DENVER (AP) — Colorado senators turned a final budget vote Thursday into a pep rally of sorts as lawmakers from both parties heaped praise on the $7.4 billion spending plan for next year.
The 30-5 Senate vote came after a nearly unanimous vote in the House. An improving economy has put more sales taxes and income taxes in state coffers, allowing lawmakers to reverse years of painful budget cutting.
Though budget writers still must rectify small differences before sending a final budget to the governor, the winners in the spending plan are clear. Seniors will see a revived property tax cut. Public schools aren’t getting a cut — the first time since next year’s seniors were in middle school.
Lawmakers also had enough money to stop raiding severance taxes paid by mining and drilling companies. Much of that money is designated for local governments, but through the recession state lawmakers have relied on severance taxes to balance the books. As a result, local communities lost upward of $50 million a year they could have used to repair sidewalks and local roads.
Senators from both parties took turn congratulating themselves as they enter the final lap on their biggest task — balancing the state budget.
“This day proves that we can do this,” proclaimed Senate Republican Leader Bill Cadman.
His frequent foil, Democratic Senate President Brandon Shaffer, joined in, heaping praise on legislative budget writers who spend long hours tallying the general fund budget.
Shaffer, who is running for Congress, even called Colorado’s divided Legislature “an example for the entire United States.”
There’s a certain amount of self-congratulation after every budget debate. But this year, lawmakers have been in a jovial mood throughout, helped by rebounding tax revenues. Even a frequent critic, Republican Sen. Kevin Lundberg, said he was moved to vote for the budget this year.

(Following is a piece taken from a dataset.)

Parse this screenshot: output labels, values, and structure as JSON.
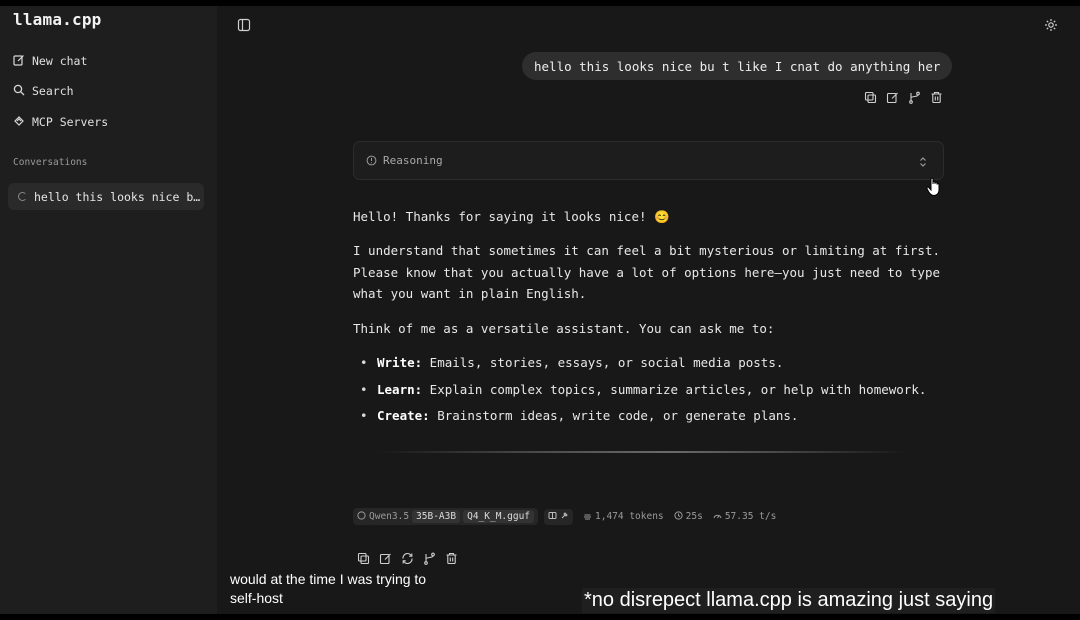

“What I see as the key element is, we’re living within our means,” Lundberg said.
Other highlights in the budget include a retooling of the governor’s energy office, $3 million to increase tax incentives for film production, and the closure of a solitary confinement prison in southern Colorado.

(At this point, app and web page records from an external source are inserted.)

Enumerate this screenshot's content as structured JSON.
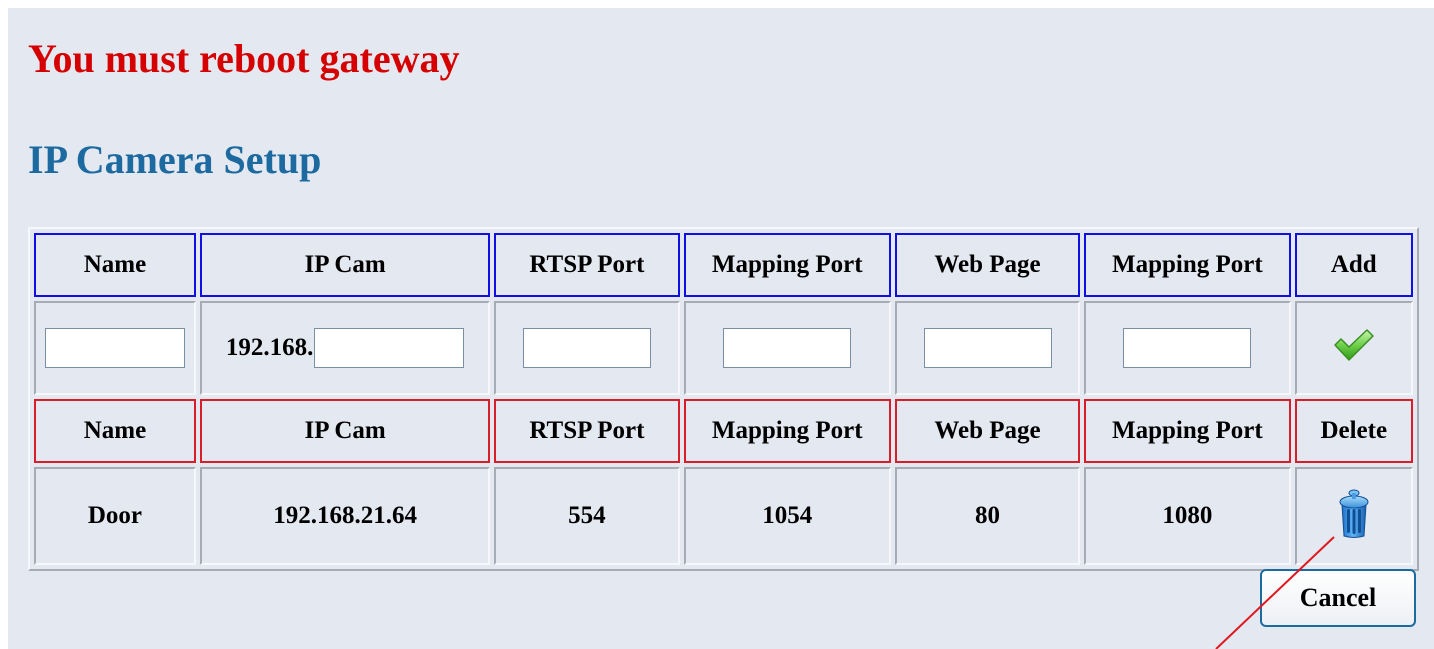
{
  "warning": "You must reboot gateway",
  "title": "IP Camera Setup",
  "add_section": {
    "headers": [
      "Name",
      "IP Cam",
      "RTSP Port",
      "Mapping Port",
      "Web Page",
      "Mapping Port",
      "Add"
    ],
    "ip_prefix": "192.168.",
    "inputs": {
      "name": "",
      "ip_suffix": "",
      "rtsp_port": "",
      "mapping_port": "",
      "web_page": "",
      "web_mapping_port": ""
    },
    "add_icon": "checkmark-icon"
  },
  "list_section": {
    "headers": [
      "Name",
      "IP Cam",
      "RTSP Port",
      "Mapping Port",
      "Web Page",
      "Mapping Port",
      "Delete"
    ],
    "rows": [
      {
        "name": "Door",
        "ip": "192.168.21.64",
        "rtsp_port": "554",
        "mapping_port": "1054",
        "web_page": "80",
        "web_mapping_port": "1080",
        "delete_icon": "trash-can-icon"
      }
    ]
  },
  "cancel_label": "Cancel",
  "colors": {
    "warning": "#d50000",
    "title": "#1c6aa0",
    "add_header_border": "#1010e6",
    "delete_header_border": "#d81e28",
    "panel_background": "#e4e8f0"
  }
}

The budget isn’t all highlights, of course. Lawmakers had to set aside more than $20 million to again try to repair the state’s troubled benefits-management computer system. Democratic Sen. Joyce Foster, the lone voice of criticism during Thursday’s budget debate, pointed out that Colorado has had to spend some $500 million since 1997 on computer management for benefits such as food stamps.
She also chastised colleagues for portraying the state budget picture as so rosy. She said some of the seniors getting the property tax break don’t need it, while lawmakers could have spent that money on schools or safety net programs for the poorest.
“These dollars are being spent in very ridiculous ways,” said Foster, who went on to vote for the budget anyway.
As they do every year, some in the House and Senate successfully tacked on small changes to the overall plan. This year, for example, a Democratic senator steered through an amendment to add more oil and gas well inspectors, while House Republicans moved some money from the Department of Corrections toward funding full-day kindergarten.
However, the conflicting amendments represent a small fraction of the overall spending plan. The full budget tops $19 billion, though most of that is money lawmakers can’t control. The smaller “general fund” under legislative control is $7.4 billion for the fiscal year beginning in July.
By Kristen Wyatt, AP Writer (© Copyright 2012 The Associated Press. All Rights Reserved. This material may not be published, broadcast, rewritten or redistributed.)